About this exercise >>
Please write out all the data that follows exactly, without the pictures.

The input >>
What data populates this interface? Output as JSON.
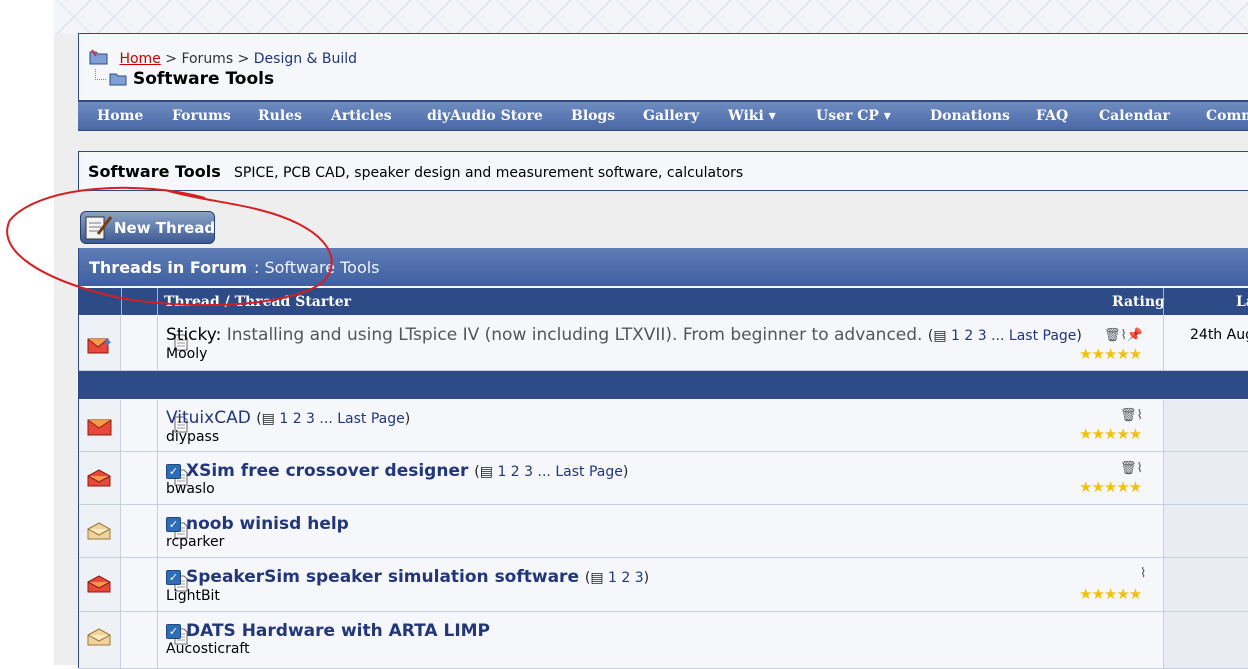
{
  "breadcrumb": {
    "home": "Home",
    "sep1": ">",
    "forums": "Forums",
    "sep2": ">",
    "section": "Design & Build",
    "current": "Software Tools"
  },
  "menu": [
    {
      "label": "Home"
    },
    {
      "label": "Forums"
    },
    {
      "label": "Rules"
    },
    {
      "label": "Articles"
    },
    {
      "label": "diyAudio Store"
    },
    {
      "label": "Blogs"
    },
    {
      "label": "Gallery"
    },
    {
      "label": "Wiki ▾"
    },
    {
      "label": "User CP ▾"
    },
    {
      "label": "Donations"
    },
    {
      "label": "FAQ"
    },
    {
      "label": "Calendar"
    },
    {
      "label": "Comm"
    }
  ],
  "forum": {
    "title": "Software Tools",
    "description": "SPICE, PCB CAD, speaker design and measurement software, calculators"
  },
  "new_thread_label": "New Thread",
  "table": {
    "heading": "Threads in Forum",
    "heading_forum": ": Software Tools",
    "col_thread": "Thread / Thread Starter",
    "col_rating": "Rating",
    "col_last": "La"
  },
  "sticky": {
    "prefix": "Sticky:",
    "title": "Installing and using LTspice IV (now including LTXVII). From beginner to advanced.",
    "pages": "1 2 3 ...",
    "last_page": "Last Page",
    "starter": "Mooly",
    "last_post": "24th Aug",
    "rating": "★★★★★"
  },
  "threads": [
    {
      "title": "VituixCAD",
      "pages": "1 2 3 ...",
      "last_page": "Last Page",
      "starter": "diypass",
      "rating": "★★★★★"
    },
    {
      "title": "XSim free crossover designer",
      "pages": "1 2 3 ...",
      "last_page": "Last Page",
      "starter": "bwaslo",
      "rating": "★★★★★"
    },
    {
      "title": "noob winisd help",
      "starter": "rcparker"
    },
    {
      "title": "SpeakerSim speaker simulation software",
      "pages": "1 2 3",
      "starter": "LightBit",
      "rating": "★★★★★"
    },
    {
      "title": "DATS Hardware with ARTA LIMP",
      "starter": "Aucosticraft"
    }
  ],
  "colors": {
    "menubar": "#4968a6",
    "header_dark": "#2d4b87",
    "link": "#22377a",
    "annotation": "#d42020"
  }
}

Exercise response >>
What data populates this interface? Output as JSON.
{
  "breadcrumb": {
    "home": "Home",
    "sep1": ">",
    "forums": "Forums",
    "sep2": ">",
    "section": "Design & Build",
    "current": "Software Tools"
  },
  "menu": [
    {
      "label": "Home"
    },
    {
      "label": "Forums"
    },
    {
      "label": "Rules"
    },
    {
      "label": "Articles"
    },
    {
      "label": "diyAudio Store"
    },
    {
      "label": "Blogs"
    },
    {
      "label": "Gallery"
    },
    {
      "label": "Wiki ▾"
    },
    {
      "label": "User CP ▾"
    },
    {
      "label": "Donations"
    },
    {
      "label": "FAQ"
    },
    {
      "label": "Calendar"
    },
    {
      "label": "Comm"
    }
  ],
  "forum": {
    "title": "Software Tools",
    "description": "SPICE, PCB CAD, speaker design and measurement software, calculators"
  },
  "new_thread_label": "New Thread",
  "table": {
    "heading": "Threads in Forum",
    "heading_forum": ": Software Tools",
    "col_thread": "Thread / Thread Starter",
    "col_rating": "Rating",
    "col_last": "La"
  },
  "sticky": {
    "prefix": "Sticky:",
    "title": "Installing and using LTspice IV (now including LTXVII). From beginner to advanced.",
    "pages": "1 2 3 ...",
    "last_page": "Last Page",
    "starter": "Mooly",
    "last_post": "24th Aug",
    "rating": "★★★★★"
  },
  "threads": [
    {
      "title": "VituixCAD",
      "pages": "1 2 3 ...",
      "last_page": "Last Page",
      "starter": "diypass",
      "rating": "★★★★★"
    },
    {
      "title": "XSim free crossover designer",
      "pages": "1 2 3 ...",
      "last_page": "Last Page",
      "starter": "bwaslo",
      "rating": "★★★★★"
    },
    {
      "title": "noob winisd help",
      "starter": "rcparker"
    },
    {
      "title": "SpeakerSim speaker simulation software",
      "pages": "1 2 3",
      "starter": "LightBit",
      "rating": "★★★★★"
    },
    {
      "title": "DATS Hardware with ARTA LIMP",
      "starter": "Aucosticraft"
    }
  ],
  "colors": {
    "menubar": "#4968a6",
    "header_dark": "#2d4b87",
    "link": "#22377a",
    "annotation": "#d42020"
  }
}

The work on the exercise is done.